TASK PROMPT:
If a line in the records below holds the word "data", copy it.

EXTRACTED RECORDS:
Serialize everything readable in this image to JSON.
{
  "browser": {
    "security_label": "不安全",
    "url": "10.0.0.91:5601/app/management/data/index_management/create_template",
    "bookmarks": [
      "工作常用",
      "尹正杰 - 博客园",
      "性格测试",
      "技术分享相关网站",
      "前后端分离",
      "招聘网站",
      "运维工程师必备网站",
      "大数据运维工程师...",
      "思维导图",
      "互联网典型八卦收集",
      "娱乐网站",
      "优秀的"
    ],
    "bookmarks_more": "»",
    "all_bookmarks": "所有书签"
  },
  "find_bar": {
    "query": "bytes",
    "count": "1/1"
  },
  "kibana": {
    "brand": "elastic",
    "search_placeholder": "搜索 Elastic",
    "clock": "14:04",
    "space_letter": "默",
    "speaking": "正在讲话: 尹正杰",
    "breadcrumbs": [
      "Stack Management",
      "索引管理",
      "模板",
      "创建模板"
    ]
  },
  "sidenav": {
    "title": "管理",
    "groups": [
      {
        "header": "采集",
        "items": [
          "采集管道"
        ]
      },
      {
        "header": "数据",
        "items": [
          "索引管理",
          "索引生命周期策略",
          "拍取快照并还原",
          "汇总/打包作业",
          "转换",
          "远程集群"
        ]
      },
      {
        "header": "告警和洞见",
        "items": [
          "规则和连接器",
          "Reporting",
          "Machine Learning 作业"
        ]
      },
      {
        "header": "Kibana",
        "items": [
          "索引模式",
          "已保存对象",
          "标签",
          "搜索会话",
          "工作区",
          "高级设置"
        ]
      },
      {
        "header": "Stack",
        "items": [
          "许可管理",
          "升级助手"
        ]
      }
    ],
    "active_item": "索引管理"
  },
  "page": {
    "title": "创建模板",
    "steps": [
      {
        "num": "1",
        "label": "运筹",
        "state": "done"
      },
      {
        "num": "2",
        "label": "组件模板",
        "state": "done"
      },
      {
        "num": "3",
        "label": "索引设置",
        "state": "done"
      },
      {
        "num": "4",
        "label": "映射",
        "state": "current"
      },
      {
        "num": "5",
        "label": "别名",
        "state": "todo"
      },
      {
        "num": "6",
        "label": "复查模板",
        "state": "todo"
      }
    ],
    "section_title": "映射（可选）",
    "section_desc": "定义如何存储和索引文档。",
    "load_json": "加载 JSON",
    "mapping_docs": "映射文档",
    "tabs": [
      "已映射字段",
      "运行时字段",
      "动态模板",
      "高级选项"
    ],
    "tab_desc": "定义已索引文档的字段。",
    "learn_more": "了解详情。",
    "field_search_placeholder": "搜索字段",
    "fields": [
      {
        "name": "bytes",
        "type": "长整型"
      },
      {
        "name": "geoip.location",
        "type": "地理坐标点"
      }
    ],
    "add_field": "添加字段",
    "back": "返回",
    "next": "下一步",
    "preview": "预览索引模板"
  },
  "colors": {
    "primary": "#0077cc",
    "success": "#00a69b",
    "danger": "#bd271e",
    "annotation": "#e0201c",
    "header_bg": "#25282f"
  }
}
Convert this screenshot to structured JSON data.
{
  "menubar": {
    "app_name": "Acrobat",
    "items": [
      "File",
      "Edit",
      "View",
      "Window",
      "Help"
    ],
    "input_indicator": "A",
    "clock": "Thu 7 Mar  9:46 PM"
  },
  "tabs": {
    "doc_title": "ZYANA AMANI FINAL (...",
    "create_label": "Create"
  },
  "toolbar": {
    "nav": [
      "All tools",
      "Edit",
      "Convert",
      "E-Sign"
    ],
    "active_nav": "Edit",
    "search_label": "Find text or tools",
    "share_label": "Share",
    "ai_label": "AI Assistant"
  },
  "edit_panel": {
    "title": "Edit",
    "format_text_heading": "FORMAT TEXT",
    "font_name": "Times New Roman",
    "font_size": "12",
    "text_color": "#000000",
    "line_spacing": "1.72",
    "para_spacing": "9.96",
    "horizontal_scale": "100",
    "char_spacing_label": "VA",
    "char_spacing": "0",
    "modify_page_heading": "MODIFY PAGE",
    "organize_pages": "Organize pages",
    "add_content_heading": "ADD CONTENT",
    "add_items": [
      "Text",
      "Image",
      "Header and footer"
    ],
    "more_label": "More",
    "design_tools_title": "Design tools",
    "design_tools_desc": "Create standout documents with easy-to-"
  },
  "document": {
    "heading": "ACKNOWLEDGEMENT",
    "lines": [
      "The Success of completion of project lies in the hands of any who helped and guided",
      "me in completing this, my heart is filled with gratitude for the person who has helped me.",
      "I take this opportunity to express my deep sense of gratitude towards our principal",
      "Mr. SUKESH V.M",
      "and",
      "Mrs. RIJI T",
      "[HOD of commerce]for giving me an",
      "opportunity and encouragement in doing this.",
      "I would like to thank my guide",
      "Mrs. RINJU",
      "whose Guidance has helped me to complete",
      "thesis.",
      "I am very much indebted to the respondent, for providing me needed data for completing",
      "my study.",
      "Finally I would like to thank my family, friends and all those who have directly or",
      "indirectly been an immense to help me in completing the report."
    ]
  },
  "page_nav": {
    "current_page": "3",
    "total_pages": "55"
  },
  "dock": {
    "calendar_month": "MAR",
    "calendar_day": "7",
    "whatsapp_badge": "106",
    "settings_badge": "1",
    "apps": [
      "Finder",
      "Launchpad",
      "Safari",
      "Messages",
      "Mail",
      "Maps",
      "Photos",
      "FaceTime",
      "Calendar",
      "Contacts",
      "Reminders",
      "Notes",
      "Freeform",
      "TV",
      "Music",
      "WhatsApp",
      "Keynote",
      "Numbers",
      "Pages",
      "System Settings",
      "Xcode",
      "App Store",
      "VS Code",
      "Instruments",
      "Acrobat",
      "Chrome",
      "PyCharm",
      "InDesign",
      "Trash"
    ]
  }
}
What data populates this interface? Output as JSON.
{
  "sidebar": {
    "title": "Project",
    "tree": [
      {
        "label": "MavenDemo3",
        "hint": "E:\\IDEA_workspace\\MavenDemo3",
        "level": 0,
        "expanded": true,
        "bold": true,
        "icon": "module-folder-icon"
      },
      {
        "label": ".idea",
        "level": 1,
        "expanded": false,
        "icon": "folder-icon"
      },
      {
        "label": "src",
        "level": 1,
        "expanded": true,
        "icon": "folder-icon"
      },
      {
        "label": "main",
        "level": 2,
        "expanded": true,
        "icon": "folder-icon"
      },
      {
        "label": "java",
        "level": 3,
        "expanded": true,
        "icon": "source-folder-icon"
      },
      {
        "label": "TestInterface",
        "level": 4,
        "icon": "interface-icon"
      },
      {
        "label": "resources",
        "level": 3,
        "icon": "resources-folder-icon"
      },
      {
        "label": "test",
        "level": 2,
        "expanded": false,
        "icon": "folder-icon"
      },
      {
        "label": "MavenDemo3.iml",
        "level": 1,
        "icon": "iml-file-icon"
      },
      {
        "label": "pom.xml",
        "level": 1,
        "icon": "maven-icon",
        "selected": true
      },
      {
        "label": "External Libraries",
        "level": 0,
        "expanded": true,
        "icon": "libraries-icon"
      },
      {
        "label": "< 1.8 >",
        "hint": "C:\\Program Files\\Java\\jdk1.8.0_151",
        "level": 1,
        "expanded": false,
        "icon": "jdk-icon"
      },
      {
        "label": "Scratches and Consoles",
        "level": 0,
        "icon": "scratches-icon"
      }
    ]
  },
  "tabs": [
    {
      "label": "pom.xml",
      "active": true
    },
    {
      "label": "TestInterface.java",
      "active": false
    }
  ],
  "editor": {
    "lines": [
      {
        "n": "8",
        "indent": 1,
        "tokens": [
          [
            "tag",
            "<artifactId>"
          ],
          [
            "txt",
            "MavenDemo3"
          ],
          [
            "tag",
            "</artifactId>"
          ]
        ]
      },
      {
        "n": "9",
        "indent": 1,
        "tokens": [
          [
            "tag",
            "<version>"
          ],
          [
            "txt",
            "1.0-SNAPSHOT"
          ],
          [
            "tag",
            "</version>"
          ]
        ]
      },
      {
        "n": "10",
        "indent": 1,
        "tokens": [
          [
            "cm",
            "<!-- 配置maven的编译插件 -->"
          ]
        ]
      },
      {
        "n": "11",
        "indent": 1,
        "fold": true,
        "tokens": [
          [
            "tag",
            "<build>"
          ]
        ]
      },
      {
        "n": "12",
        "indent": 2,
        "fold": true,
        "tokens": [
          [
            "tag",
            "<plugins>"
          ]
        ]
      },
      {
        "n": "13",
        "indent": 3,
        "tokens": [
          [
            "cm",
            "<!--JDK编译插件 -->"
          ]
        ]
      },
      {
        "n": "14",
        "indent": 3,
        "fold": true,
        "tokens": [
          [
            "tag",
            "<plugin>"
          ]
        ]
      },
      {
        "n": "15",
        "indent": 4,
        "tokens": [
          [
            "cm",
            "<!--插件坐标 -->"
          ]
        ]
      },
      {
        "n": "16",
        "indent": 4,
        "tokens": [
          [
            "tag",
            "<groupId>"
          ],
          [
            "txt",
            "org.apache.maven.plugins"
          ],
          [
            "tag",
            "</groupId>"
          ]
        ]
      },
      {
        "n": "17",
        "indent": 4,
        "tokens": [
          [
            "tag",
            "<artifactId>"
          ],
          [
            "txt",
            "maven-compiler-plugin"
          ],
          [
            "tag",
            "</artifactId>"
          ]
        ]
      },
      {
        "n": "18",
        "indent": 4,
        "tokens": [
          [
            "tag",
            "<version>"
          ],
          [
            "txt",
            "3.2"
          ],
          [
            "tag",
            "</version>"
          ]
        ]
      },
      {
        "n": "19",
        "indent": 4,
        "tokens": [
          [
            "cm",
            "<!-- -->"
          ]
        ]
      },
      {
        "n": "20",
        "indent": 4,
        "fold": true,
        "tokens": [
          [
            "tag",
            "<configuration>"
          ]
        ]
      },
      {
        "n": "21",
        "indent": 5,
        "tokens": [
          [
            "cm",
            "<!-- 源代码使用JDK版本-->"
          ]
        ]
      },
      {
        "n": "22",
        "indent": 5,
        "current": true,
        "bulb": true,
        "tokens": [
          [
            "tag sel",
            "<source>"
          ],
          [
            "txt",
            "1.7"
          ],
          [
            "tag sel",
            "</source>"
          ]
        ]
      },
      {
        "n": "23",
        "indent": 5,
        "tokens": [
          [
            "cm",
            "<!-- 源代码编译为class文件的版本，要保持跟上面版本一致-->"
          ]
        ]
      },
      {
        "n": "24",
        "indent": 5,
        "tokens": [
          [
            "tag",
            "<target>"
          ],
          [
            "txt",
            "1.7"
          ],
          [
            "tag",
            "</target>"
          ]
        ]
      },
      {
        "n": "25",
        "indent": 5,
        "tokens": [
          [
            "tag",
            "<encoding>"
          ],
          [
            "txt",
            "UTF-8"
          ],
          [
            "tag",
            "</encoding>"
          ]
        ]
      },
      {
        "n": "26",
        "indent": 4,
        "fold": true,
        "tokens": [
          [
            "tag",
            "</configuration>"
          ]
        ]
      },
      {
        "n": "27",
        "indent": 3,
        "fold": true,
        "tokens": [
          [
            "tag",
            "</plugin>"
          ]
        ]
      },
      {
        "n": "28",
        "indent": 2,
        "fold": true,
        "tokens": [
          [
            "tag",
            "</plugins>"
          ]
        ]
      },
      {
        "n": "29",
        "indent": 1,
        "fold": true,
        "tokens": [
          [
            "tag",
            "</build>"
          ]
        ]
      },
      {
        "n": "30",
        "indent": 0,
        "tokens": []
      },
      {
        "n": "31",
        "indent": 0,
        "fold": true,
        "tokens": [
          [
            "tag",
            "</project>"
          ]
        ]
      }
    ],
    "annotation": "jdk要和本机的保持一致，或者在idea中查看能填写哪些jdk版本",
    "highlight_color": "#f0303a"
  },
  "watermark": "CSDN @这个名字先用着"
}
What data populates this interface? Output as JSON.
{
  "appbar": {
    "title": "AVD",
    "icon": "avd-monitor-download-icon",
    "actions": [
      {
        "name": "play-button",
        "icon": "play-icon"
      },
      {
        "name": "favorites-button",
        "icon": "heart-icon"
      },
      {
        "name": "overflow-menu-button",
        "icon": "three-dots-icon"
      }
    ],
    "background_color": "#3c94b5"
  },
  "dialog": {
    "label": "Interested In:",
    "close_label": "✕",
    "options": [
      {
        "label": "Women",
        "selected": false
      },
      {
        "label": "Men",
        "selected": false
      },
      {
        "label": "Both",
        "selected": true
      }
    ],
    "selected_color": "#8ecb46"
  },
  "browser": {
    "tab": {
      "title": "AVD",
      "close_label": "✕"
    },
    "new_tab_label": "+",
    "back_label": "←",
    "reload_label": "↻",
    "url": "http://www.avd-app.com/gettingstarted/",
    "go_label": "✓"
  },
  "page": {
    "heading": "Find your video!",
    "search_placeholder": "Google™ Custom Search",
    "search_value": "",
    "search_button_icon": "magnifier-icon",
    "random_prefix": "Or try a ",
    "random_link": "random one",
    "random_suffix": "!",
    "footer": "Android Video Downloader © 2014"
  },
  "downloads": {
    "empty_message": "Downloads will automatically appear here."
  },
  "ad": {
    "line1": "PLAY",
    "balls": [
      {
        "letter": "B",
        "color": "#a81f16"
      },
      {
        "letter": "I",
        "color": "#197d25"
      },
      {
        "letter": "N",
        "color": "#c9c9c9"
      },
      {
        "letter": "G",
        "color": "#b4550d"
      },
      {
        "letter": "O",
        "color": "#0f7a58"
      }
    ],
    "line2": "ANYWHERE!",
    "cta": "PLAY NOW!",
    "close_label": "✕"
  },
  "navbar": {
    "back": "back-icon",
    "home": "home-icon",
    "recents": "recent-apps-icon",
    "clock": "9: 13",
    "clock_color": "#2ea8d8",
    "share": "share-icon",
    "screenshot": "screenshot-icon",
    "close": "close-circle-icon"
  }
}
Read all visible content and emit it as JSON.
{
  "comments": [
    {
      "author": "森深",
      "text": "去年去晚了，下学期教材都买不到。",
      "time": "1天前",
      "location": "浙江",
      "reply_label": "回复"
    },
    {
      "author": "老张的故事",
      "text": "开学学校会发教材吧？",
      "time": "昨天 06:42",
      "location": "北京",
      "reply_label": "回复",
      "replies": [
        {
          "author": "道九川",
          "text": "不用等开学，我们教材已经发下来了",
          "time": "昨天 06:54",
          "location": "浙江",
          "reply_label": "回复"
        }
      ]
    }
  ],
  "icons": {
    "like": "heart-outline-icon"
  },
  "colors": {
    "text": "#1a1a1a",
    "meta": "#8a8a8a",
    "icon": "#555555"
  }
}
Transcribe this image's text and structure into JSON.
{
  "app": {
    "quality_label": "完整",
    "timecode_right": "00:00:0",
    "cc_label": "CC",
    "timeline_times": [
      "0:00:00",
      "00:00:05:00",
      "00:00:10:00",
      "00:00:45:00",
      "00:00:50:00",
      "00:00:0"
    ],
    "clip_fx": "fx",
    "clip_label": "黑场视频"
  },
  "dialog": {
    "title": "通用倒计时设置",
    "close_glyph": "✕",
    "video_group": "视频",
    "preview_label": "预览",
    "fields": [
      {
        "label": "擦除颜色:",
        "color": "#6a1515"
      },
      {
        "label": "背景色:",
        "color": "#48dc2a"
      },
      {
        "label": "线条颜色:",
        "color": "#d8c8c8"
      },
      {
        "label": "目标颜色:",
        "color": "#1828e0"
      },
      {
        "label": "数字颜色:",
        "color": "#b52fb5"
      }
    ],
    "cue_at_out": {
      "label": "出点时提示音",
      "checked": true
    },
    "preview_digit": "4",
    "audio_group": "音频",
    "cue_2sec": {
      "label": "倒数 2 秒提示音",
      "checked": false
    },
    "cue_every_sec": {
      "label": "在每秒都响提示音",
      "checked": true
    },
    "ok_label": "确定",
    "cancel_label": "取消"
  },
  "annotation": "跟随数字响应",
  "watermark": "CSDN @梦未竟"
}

SOLVED PROBLEM:
    "url": "10.0.0.91:5601/app/management/data/index_management/create_template",
Convert this screenshot to structured JSON data.
      "I am very much indebted to the respondent, for providing me needed data for completing",
What data populates this interface? Output as JSON.
What data populates this interface? Output as JSON.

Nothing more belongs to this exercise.